WHAT TO WORK ON:
From the first line to the last, reproduce the data exactly.

GIVEN RECORDS:
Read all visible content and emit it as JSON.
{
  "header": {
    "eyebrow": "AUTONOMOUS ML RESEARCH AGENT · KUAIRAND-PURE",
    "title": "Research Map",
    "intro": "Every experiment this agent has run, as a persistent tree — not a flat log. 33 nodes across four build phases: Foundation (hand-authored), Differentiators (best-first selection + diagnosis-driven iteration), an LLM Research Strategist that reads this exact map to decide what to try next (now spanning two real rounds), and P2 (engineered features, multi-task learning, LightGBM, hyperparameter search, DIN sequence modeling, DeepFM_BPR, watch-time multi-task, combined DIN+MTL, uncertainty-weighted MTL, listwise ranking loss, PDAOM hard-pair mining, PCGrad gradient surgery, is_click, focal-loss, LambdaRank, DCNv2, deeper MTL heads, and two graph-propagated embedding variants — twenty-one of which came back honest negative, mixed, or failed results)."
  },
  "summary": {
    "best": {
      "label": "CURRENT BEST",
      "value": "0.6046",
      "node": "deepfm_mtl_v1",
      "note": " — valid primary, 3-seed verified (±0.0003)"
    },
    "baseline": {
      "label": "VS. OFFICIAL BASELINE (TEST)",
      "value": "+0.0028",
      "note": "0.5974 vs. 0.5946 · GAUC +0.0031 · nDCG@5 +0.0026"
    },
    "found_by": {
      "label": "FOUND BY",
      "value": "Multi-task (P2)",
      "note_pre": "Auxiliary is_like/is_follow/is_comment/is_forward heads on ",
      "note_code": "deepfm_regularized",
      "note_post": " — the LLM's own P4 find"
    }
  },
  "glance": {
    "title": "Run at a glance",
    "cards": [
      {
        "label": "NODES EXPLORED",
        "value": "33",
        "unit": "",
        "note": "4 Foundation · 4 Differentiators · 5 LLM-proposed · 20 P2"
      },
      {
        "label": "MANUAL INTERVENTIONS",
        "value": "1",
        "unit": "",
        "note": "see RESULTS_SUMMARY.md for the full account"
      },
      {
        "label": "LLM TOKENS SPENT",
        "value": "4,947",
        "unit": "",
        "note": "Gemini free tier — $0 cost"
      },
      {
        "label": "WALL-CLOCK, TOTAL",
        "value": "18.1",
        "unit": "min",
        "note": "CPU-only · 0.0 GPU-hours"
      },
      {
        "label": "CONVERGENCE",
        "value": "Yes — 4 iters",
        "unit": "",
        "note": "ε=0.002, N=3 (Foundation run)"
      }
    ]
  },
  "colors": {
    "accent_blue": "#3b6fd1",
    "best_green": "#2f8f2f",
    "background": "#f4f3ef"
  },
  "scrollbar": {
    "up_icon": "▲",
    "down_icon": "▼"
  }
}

TASK OUTPUT:
Read all visible content and emit it as JSON.
{
  "header": {
    "eyebrow": "AUTONOMOUS ML RESEARCH AGENT · KUAIRAND-PURE",
    "title": "Research Map",
    "intro": "Every experiment this agent has run, as a persistent tree — not a flat log. 33 nodes across four build phases: Foundation (hand-authored), Differentiators (best-first selection + diagnosis-driven iteration), an LLM Research Strategist that reads this exact map to decide what to try next (now spanning two real rounds), and P2 (engineered features, multi-task learning, LightGBM, hyperparameter search, DIN sequence modeling, DeepFM_BPR, watch-time multi-task, combined DIN+MTL, uncertainty-weighted MTL, listwise ranking loss, PDAOM hard-pair mining, PCGrad gradient surgery, is_click, focal-loss, LambdaRank, DCNv2, deeper MTL heads, and two graph-propagated embedding variants — twenty-one of which came back honest negative, mixed, or failed results)."
  },
  "summary": {
    "best": {
      "label": "CURRENT BEST",
      "value": "0.6046",
      "node": "deepfm_mtl_v1",
      "note": " — valid primary, 3-seed verified (±0.0003)"
    },
    "baseline": {
      "label": "VS. OFFICIAL BASELINE (TEST)",
      "value": "+0.0028",
      "note": "0.5974 vs. 0.5946 · GAUC +0.0031 · nDCG@5 +0.0026"
    },
    "found_by": {
      "label": "FOUND BY",
      "value": "Multi-task (P2)",
      "note_pre": "Auxiliary is_like/is_follow/is_comment/is_forward heads on ",
      "note_code": "deepfm_regularized",
      "note_post": " — the LLM's own P4 find"
    }
  },
  "glance": {
    "title": "Run at a glance",
    "cards": [
      {
        "label": "NODES EXPLORED",
        "value": "33",
        "unit": "",
        "note": "4 Foundation · 4 Differentiators · 5 LLM-proposed · 20 P2"
      },
      {
        "label": "MANUAL INTERVENTIONS",
        "value": "1",
        "unit": "",
        "note": "see RESULTS_SUMMARY.md for the full account"
      },
      {
        "label": "LLM TOKENS SPENT",
        "value": "4,947",
        "unit": "",
        "note": "Gemini free tier — $0 cost"
      },
      {
        "label": "WALL-CLOCK, TOTAL",
        "value": "18.1",
        "unit": "min",
        "note": "CPU-only · 0.0 GPU-hours"
      },
      {
        "label": "CONVERGENCE",
        "value": "Yes — 4 iters",
        "unit": "",
        "note": "ε=0.002, N=3 (Foundation run)"
      }
    ]
  },
  "colors": {
    "accent_blue": "#3b6fd1",
    "best_green": "#2f8f2f",
    "background": "#f4f3ef"
  },
  "scrollbar": {
    "up_icon": "▲",
    "down_icon": "▼"
  }
}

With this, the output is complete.